> _Your task_
Among the entries that follow, some lines contain the word "heading". Show all of them.

[Records contained in a dataset]
——

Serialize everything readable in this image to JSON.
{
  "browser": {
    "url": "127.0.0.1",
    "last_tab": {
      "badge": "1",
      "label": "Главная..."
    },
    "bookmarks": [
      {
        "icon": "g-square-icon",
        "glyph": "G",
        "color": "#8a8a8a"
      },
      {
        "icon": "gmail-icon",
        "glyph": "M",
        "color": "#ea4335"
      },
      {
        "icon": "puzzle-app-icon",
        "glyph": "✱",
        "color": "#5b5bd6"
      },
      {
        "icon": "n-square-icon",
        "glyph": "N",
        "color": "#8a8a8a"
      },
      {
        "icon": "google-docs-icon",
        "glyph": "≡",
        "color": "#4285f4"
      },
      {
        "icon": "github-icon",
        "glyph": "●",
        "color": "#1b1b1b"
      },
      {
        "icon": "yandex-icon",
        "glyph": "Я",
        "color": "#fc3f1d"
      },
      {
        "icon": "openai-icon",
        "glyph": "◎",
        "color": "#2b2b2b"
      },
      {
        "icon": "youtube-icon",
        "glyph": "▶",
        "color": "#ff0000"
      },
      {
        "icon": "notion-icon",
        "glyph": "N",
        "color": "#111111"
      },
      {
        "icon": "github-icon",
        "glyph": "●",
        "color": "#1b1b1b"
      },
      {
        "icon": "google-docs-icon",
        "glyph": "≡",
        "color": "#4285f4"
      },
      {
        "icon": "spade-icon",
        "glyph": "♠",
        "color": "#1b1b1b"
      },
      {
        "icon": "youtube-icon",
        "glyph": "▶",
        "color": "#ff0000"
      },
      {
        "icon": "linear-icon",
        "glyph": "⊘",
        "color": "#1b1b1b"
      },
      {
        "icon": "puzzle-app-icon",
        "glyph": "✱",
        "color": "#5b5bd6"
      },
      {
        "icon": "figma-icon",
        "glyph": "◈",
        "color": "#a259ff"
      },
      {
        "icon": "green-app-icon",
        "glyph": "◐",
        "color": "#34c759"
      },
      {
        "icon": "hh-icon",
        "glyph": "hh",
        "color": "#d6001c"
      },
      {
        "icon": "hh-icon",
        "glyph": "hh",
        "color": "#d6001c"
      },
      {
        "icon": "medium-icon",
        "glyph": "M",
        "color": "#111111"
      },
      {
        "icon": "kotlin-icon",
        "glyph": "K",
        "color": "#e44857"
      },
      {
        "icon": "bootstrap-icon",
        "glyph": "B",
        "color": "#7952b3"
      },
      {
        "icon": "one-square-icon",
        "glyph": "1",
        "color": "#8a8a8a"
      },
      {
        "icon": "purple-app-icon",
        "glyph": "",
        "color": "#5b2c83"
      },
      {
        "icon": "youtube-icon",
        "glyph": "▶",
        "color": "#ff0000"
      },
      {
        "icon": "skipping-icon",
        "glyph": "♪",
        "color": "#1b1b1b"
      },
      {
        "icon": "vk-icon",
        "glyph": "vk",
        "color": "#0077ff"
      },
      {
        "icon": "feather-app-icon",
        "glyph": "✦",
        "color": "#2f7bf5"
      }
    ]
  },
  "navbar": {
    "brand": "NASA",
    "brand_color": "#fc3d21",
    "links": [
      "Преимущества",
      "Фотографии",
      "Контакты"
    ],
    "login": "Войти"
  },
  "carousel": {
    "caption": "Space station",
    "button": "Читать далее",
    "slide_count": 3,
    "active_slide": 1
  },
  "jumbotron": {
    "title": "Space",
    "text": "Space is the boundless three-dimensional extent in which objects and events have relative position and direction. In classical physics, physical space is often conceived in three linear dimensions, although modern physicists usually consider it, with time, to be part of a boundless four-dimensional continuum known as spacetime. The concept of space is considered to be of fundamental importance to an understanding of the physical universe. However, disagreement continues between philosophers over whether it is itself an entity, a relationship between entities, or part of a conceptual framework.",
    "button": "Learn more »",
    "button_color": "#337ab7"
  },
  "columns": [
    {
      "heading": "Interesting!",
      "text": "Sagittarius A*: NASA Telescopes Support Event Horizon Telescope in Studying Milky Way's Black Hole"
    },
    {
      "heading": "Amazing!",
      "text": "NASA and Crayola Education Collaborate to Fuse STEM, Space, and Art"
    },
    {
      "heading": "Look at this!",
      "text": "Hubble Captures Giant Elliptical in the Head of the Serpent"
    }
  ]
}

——

> _The answer_
      "heading": "Interesting!",
      "heading": "Amazing!",
      "heading": "Look at this!",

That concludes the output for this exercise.